Various organizations, countries, and regions, including the EU and the U.S., are beginning to regulate data security and privacy. The security and privacy of open data must be protected in accordance with international laws, the design principles of general privacy protection for the industry, and individual data privacy protection principles. In this context, technology must be used to protect sensitive information. Data openness is only feasible with controlled access, encrypted storage, and the secure transmission of individual data.

Huawei Open Data Bus solution

Technically, a safe channel should be in place to ensure that the big data capability of carriers and data transactions of users are secure, reliable, and compliant with standards.

Huawei has a wealth of experience in reliability and security design in the telecom industry, and understands the laws and regulations of more than 100 countries. It has developed a solution that incorporates measures such as real-time authorization, anonymity, encryption, and adaptation to various security and privacy protection policies. The Open Data Bus solution is Huawei's answer to total data protection and user privacy.

Managing data openness: Huawei believes that data openness must be preauthorized by users. Users can easily revoke authorization or determine which data is off-limits. In addition, Huawei advocates a transparent process of data openness so users can easily find out where their data is coming from and going to. This management policy enables users to monitor data flow. Moreover, carriers can obtain valuable data and simultaneously improve user awareness about information security. The Huawei Open Data Bus solution features a user data openness management module, which is a convenient user data openness management tool for carriers. It includes a user-friendly interface for end users to manage the data being opened.

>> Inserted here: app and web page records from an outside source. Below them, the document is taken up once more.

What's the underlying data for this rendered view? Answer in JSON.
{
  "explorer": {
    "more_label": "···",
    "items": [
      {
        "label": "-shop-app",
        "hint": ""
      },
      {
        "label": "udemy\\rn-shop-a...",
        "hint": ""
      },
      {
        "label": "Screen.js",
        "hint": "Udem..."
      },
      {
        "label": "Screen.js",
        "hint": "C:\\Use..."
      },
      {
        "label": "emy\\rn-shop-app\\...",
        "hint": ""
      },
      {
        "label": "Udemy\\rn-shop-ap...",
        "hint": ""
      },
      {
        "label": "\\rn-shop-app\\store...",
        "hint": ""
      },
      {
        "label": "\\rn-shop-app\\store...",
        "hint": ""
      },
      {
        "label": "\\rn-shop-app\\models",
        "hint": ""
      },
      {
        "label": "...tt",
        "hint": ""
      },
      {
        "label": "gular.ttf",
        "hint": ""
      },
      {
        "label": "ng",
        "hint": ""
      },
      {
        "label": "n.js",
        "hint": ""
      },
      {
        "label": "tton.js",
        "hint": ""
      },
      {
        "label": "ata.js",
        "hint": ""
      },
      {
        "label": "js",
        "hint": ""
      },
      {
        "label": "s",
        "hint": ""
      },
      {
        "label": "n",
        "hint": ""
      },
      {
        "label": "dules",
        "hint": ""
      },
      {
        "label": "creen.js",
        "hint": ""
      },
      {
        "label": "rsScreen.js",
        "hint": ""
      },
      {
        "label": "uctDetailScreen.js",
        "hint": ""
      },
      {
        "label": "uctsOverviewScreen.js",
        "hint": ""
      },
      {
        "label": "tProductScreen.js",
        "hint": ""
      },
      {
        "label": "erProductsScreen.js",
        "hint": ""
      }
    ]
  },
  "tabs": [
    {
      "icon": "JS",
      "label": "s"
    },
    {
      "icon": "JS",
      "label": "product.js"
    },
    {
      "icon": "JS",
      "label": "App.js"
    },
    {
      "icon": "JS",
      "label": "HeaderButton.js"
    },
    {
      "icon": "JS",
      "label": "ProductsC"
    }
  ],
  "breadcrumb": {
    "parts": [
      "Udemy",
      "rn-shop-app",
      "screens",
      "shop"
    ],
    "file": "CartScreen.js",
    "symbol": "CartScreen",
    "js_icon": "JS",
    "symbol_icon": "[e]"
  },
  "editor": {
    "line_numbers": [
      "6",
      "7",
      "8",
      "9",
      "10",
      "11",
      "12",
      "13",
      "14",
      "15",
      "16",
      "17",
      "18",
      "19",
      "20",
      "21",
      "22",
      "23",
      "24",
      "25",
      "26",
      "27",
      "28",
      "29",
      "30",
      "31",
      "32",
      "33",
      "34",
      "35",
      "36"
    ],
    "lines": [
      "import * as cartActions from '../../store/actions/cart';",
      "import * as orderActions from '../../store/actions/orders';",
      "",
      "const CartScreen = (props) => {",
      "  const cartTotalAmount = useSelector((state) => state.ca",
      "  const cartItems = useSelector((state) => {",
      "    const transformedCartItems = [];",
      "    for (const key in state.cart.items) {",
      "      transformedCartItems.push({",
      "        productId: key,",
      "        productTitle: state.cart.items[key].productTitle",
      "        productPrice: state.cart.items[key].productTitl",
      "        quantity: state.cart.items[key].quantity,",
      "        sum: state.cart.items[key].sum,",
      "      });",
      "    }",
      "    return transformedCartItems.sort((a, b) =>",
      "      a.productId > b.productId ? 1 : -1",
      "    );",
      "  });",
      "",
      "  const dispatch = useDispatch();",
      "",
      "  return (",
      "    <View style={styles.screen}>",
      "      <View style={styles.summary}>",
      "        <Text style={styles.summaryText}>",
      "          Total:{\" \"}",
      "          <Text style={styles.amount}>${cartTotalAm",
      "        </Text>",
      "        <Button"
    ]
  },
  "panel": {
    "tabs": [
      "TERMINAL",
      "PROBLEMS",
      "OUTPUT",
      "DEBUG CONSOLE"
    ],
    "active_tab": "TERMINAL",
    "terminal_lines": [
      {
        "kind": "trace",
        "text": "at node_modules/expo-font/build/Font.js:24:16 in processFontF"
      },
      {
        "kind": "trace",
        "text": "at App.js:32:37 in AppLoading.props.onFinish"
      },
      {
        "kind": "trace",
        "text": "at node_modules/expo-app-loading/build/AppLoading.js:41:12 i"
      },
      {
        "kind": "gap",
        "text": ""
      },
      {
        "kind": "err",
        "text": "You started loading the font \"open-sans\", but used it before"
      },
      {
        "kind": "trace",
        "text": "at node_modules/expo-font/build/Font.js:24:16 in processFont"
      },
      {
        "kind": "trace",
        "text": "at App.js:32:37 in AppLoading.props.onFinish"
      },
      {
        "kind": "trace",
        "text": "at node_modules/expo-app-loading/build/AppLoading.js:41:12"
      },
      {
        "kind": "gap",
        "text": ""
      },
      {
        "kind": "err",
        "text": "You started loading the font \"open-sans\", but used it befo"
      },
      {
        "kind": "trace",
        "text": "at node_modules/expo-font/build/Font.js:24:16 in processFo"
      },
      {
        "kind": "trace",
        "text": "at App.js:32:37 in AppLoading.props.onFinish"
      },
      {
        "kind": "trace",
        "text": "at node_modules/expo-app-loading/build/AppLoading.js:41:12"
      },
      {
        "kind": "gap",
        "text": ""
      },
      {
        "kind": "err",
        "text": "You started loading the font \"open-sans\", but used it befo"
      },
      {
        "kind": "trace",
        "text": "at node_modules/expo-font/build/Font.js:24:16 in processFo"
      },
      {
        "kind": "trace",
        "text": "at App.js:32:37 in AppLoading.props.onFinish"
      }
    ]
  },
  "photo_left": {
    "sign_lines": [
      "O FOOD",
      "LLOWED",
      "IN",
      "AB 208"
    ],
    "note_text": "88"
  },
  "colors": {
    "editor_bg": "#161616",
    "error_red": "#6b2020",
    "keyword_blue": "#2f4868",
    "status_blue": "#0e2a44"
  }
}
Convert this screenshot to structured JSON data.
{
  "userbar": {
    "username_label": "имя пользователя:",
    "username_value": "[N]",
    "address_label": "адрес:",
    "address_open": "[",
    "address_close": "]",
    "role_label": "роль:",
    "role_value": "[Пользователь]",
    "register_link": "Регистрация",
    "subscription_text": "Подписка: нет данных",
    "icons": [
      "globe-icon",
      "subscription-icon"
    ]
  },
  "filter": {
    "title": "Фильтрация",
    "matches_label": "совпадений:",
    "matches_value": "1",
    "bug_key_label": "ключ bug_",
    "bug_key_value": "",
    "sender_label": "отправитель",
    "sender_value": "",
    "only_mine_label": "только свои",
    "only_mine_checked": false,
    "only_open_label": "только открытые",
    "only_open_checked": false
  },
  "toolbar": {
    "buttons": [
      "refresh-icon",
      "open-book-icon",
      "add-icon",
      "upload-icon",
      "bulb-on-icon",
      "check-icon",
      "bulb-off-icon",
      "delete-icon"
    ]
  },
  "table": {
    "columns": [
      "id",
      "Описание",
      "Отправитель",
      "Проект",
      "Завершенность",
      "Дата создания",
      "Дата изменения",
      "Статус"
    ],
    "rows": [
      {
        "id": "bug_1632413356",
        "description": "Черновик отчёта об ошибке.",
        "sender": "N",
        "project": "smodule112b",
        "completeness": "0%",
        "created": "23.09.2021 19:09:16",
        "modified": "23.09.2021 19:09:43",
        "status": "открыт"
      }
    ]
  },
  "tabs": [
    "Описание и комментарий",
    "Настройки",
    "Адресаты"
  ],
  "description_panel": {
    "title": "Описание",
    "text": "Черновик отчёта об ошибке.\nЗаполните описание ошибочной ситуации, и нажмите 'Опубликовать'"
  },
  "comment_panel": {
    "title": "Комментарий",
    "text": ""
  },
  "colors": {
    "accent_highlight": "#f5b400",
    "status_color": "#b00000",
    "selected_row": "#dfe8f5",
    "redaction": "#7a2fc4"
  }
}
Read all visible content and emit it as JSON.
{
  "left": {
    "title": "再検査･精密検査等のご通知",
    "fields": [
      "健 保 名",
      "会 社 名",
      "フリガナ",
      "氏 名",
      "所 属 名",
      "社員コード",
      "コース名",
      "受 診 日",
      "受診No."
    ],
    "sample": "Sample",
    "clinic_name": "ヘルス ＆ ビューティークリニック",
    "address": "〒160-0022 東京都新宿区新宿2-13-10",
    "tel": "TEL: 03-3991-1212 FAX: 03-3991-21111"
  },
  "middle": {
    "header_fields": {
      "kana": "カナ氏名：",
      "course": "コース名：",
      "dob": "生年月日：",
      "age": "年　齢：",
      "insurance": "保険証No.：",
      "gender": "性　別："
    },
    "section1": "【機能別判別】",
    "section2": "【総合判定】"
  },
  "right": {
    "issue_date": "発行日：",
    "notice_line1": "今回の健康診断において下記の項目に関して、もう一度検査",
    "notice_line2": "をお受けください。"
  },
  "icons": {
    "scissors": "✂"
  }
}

Privacy reference model: The privacy reference model represents complex laws and regulations as simple and configurable metadata labels. It provides a basis for determining whether to open each piece of data, and incorporates end-to-end privacy policies to prevent privacy invasion. As a service provider for more than 100 carriers worldwide, Huawei ensures that its Open Data Bus privacy reference model is universally applicable. By analyzing regional and national laws and regulations, and then grading common carrier data, Huawei defines data in each grade, and provides references for privacy laws and regulations for graded data implementation. The privacy reference model also has the flexibility to adapt to customer requirements or regional policies.

Data usage security: Data openness brings carriers out of the closed telecom network and into the open Internet. Without reliable security mechanisms, data openness cannot survive Internet attacks. Threats can be neutralized using end-to-end data security and privacy protection measures such as authentication and authorization, secure transmission, data encryption, anonymity including generalization and randomization, pseudonyms, data usage audits, and secure data deletion. The Huawei Open Data Bus solution supports all these security features, making it applicable to the entire IT industry.

Future prospects

Current data openness involves existing carrier data assets. To better utilize these assets in the future, carriers will use their credibility, and huge data assets, to incorporate third-party data into a data-mart ecosystem. Implementing multi-source data sharing and trading with privacy protection in a data-mart ecosystem will pose a challenge for big data security and privacy solutions.

As the data openness business model matures, each country will further standardize data security and privacy protection. Another challenge for big data security and privacy solutions is how to rapidly respond to business requirements in compliance with the laws and regulations of different countries. This is an increasingly necessary capability given the various forms of big data openness.